The most poignant theme in the film is Jun’s relationship with her mother and, by extension, her father. Although her mother never blamed her for their separation, her father absolutely did and made sure to let her know. Although Jun’s mother seemed abusive, she is simply the product of depression sprung from the abandonment of her husband. Jun’s condition, in this way, reminded her constantly of the sorrow of her life, having lost her husband and her daughter’s happiness at the same time. It was crushing seeing her break down in tears upon realizing that the play was a parallel for Jun’s own life, and that Jun felt unreasonably responsible for her own misfortune.
On that note, the delivery of the play as a symbol for Jun’s development was intelligent. Without it, what we have is a typical shell of a slice-of-life, of a damsel in distress forever made stronger by a hero. However, the musical as a central plot element ultimately made Jun the machine that changed her own self. She finds inspiration in Takumi and the others, but she specifically chooses her own story to present to the school, in hopes that being able to express herself in that way frees her from her internal prison.

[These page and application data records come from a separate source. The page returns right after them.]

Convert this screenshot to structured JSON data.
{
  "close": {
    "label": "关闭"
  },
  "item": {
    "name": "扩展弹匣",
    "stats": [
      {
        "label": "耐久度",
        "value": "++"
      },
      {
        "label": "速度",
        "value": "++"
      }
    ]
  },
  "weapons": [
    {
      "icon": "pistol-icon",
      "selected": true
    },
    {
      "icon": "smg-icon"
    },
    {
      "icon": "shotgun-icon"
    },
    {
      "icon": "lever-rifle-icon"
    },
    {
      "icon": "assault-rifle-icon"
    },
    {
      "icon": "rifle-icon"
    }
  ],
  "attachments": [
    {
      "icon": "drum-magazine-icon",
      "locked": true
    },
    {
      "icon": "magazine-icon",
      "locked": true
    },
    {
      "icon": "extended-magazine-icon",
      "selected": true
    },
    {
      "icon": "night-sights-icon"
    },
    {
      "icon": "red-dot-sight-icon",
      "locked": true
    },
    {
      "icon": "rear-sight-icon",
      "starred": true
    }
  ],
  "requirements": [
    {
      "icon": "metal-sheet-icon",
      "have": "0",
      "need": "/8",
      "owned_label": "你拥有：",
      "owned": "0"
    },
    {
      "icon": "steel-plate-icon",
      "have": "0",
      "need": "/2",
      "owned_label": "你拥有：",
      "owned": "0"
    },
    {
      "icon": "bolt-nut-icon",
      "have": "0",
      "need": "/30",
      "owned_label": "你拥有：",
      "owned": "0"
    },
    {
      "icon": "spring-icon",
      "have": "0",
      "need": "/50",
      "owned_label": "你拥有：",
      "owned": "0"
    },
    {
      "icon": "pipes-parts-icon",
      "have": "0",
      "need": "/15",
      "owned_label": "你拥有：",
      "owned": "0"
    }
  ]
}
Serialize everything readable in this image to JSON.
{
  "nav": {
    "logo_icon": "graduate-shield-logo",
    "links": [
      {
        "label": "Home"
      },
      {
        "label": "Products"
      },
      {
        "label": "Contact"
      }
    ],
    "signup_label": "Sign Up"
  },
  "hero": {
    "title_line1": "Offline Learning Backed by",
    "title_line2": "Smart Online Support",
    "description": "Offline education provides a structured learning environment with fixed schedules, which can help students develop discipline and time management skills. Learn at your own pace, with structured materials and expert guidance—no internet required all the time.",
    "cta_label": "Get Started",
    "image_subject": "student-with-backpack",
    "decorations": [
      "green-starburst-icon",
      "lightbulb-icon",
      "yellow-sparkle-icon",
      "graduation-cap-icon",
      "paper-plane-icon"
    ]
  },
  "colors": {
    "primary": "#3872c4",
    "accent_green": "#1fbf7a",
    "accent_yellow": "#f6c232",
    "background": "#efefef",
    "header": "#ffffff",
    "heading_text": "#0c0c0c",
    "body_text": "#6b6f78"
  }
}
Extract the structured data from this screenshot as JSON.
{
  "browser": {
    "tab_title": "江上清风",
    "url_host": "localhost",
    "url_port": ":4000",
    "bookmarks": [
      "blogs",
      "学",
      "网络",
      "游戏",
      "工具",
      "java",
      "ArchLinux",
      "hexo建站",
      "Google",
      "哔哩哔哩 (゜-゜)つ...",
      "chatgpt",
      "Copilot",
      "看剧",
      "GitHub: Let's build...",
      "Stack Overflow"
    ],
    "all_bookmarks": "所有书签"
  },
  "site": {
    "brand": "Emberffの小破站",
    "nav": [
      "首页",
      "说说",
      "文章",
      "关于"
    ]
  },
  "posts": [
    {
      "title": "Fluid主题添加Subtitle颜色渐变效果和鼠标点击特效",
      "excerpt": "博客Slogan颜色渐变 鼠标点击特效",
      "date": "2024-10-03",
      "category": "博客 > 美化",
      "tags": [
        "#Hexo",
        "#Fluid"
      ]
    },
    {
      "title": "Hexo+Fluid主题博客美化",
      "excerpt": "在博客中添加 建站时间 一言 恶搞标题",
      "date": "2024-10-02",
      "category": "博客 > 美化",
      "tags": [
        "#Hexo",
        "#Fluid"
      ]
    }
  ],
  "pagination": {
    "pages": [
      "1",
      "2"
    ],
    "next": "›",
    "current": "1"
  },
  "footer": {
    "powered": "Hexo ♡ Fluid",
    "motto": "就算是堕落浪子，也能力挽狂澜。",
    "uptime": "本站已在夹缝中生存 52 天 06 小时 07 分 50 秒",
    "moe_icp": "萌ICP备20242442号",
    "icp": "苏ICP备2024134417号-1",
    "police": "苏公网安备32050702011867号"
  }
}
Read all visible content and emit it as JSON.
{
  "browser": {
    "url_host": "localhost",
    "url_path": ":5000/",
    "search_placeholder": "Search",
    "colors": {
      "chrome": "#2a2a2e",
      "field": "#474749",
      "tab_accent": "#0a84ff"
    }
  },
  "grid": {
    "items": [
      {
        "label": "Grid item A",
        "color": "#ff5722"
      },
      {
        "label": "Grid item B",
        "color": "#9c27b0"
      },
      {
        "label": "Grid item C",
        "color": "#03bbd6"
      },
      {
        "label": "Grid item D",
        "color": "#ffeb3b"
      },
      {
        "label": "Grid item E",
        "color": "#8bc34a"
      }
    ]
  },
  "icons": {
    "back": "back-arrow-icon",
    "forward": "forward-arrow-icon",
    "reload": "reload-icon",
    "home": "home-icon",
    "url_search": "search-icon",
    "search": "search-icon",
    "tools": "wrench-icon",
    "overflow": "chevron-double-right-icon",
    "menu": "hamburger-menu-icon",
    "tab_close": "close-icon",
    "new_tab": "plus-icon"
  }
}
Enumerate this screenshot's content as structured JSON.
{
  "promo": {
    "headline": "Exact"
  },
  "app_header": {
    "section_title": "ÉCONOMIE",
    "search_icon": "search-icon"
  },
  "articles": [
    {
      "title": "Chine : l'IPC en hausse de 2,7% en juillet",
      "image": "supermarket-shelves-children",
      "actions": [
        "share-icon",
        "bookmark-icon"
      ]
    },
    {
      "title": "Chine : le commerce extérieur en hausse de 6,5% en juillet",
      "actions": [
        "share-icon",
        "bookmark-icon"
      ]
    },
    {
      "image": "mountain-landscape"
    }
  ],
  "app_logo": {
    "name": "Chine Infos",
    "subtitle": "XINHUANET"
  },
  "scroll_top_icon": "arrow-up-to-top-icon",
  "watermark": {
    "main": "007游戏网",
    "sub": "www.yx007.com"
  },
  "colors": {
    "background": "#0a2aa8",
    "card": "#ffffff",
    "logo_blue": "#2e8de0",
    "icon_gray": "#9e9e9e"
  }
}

My main gripe with Anthem was the ending of the romantic subplot. I appreciate that it stayed above the norm and concluded in Takumi being unable to return Jun’s feelings, but I couldn’t help but feel that the relationship between the two was built up for nothing but something else that Jun could just “get over”. Takumi was nonetheless instrumental in Jun’s self-redemption, but the ending felt emptier without a sense of strong development between the two. Of course, it isn’t a bad way to end: the heroine doesn’t exactly win, but she grows even when she is defeated. Perhaps a better way to resolve the film’s romantic elements would be to see more at the end. I would have liked a longer epilogue, perhaps showcasing the relationship between Jun and Takumi at least remaining a strong bond. Instead, I was disappointed by the lack of interaction between the two once the dust settled, the writers opting instead for a random curveball in the form of Daiki professing his love for her.
It was a nice sentiment, but there was not nearly enough time in the movie to appreciate this turn of events. In conclusion, I feel as though I would appreciate everything, including both relationships that developed towards the end, if Anthem was a series rather than a film. I could feel that it was strong, and at some points I found myself emotional invested in some of the tenser moments. I could not, however, give it the same credit as AnoHana, KimiUso, or Toradora simply because I felt just barely attached to the characters. With a solid 12 episodes of development, I perhaps would have felt more of a solid fondness (and the characters really are likeable) and even an admiration for the ending.
Overall – 8/10